Sunday, 20 May 2012

From Bloom to SOLO to exam skills

Working in a school where lots of the staff use Bloom's Taxonomy to create learning objectives, the students are very familiar with the language: Know / Understand / Apply / Synthesise / Analyse / Evaluate / Create. However, recently I have introduced my GCSE C/D class to SOLO, and I wanted to get them to think about how this wasn't a complete change from everything they were used to, but simply a different way of thinking about the process of learning.

More importantly, I wanted them to understand how their AQA Foundation English Paper 1 was constructed in a similar way - the skills required building in complexity as you go through the paper: Qu 1a Retrieve, Qu 1b Infer, Qu 2 Retrieve and Infer, Qu 3 Analyse Language, Qu 4 Compare Presentation.

Not wanting to simply tell them how I think this works, I got them to do it for themselves. I gave them the bits of paper, post-it arrows and asked them to create a learning diagram. One group came up with this:

The final step was to think about how those skills can be demonstrated to the examiner. We did this by using PETER paragraphs (Point / Pattern, Evidence, Term, Explain / Explore, Relate to question):

Qu 1a (Unistructural) Retrieve (P x 4)
Qu 1b (Multistructural) Infer (PE)
Qu 2 (Multistructural) Retrieve and Infer (PEE)
Qu 3 (Relational) Language (PETER)
Qu 4 (Relational) Compare Presentation (PETER)

The different skills were reinforced with images which they really liked:


Infer (reading beneath the surface):

Infer and retrieve:

How does the writer use Language:

Compare Presentation:

The impact is hard to judge, as there are lots of other factors involved, but I gave the group a mock reading paper on Friday and 3 of the students improved by 8 marks from their previous attempt. All the others showed significant improvement on the Language and Presentation questions where the most marks are available and students struggle.

One of the key things this reinforces for me is that students, far from being put off by the seemingly complex terminology, really enjoy understanding the theory behind the way they learn. My hope is that they will then start to apply it in other subjects. Simply put, if they can understand the rules of the game properly they will become better players.

Friday, 18 May 2012

Text type mnemonics

So close to the exam and my Y11s are still really struggling to answer the 'How does the writer use language to...' (Question 3 of the AQA Foundation paper). They have real difficulty finding things to write about unless it is a persuasive text. So, I decided if I could come up with a mnemonic that matched the text type it should really help them remember what kind of things they could write about.

So here it (far from perfect) is:

Direct address
Verbs (modal)
Sentence length

Pattern of three
Emotive language
Rhetorical questions
Use of assertion
Direct address

Detail - adjectives and adverbs
Evoke the senses
Sentence length
Brilliant vocabulary (not proud of this one!)

In sections / sequence
Rhetorical questions
Mostly neutral tone

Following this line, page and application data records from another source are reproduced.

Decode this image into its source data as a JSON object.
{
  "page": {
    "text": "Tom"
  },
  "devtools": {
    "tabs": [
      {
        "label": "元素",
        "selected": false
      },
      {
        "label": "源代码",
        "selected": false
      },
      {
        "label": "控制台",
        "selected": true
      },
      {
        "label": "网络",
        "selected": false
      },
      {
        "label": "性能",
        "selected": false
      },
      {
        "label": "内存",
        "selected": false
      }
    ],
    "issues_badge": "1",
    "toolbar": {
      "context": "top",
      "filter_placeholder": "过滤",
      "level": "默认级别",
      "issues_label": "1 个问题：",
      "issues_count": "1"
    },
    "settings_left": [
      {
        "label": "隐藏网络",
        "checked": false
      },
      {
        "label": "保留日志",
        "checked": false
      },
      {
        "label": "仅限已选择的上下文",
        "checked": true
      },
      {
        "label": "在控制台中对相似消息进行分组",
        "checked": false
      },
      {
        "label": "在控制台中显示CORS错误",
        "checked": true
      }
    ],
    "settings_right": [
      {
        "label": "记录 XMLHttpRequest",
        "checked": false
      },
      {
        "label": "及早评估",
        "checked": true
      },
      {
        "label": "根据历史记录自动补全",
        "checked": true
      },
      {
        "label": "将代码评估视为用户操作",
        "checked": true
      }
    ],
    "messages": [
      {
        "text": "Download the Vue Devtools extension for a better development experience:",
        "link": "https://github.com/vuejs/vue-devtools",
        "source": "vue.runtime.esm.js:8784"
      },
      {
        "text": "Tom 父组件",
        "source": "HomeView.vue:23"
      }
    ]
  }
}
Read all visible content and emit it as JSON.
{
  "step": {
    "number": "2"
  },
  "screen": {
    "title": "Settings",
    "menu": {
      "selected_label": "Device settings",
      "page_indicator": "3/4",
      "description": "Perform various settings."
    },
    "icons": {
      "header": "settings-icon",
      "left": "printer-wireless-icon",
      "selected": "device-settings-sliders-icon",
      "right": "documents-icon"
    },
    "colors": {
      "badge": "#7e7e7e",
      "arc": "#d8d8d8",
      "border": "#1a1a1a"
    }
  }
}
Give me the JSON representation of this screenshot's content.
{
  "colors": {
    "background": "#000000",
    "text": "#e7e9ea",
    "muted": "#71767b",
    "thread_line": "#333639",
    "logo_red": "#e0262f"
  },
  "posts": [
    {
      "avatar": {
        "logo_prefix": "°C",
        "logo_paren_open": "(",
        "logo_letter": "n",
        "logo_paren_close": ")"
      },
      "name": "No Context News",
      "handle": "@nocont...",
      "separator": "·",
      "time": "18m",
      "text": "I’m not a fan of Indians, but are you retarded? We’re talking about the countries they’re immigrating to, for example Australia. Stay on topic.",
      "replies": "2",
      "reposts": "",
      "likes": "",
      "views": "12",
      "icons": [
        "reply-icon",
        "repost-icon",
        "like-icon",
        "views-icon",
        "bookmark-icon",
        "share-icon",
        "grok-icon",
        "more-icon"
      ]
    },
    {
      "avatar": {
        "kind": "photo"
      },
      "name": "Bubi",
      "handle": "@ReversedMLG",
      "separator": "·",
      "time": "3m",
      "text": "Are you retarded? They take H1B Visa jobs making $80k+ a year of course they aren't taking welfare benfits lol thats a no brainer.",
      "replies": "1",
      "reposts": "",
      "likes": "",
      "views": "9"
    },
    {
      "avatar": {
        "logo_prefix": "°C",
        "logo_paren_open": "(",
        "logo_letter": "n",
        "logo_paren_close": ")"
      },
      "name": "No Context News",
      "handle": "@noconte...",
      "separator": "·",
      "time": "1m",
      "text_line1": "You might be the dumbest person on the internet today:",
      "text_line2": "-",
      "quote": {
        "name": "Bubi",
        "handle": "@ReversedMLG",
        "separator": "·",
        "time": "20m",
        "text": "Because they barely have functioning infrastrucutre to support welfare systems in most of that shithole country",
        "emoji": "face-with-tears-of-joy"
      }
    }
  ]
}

EXPLAIN is, of course, a mixture of DESCRIBE and INFORM (good luck coming up with something for x!

I've just remembered it to write this, so it does work! It should also help them to plan for the writing tasks too. Of course, there are other things you can include, but it it gives them a start, and they can also use it to plan for the writing section.

Sunday, 13 May 2012

Writing using board games

This was something I was reminded of after reading a great post on 'Slow Writing' from learning

Simple board game template available from a complicated link:

Students have to begin with writing an opening sentence and then they can roll the dice. The squares repeat so they hit a range of strategies and they have to follow the instruction in their next sentence. If they land on the writing picture, they can write a sentence without a specific technique. If they land on the thinking symbol, they have to stop writing and check through what they have written.

I used this version with my Y9 group L3-4 and it improved their descriptive writing content considerably (the task was based on 'Teacher's Dead' by Benjamin Zephaniah). They loved it, especially the 'Chance' cards which they had to come and collect from me which said things like: 'What is your narrator feeling?' 'Describe 2 senses other than sight', 'Introduce a character and describe their appearance', 'Describe the weather'. They actually deliberately fixed it to land on those squares!

I've even managed to dig out the lesson plan:

It is very easily adapted for different kinds of writing and different abilities. Also great to use (and quieter) are these foam dice which are available from about 40p each online:

You can put techniques, questions, challenges, etc. on the different sides. I've used these right up to A level with different readings on each side: Marxist, feminist, psychoanalytical, etc or use the bullet points or assessment objectives from exam questions and get students to analyses texts according to what they throw.

Even better, get students to come up with their own games to challenge eachother!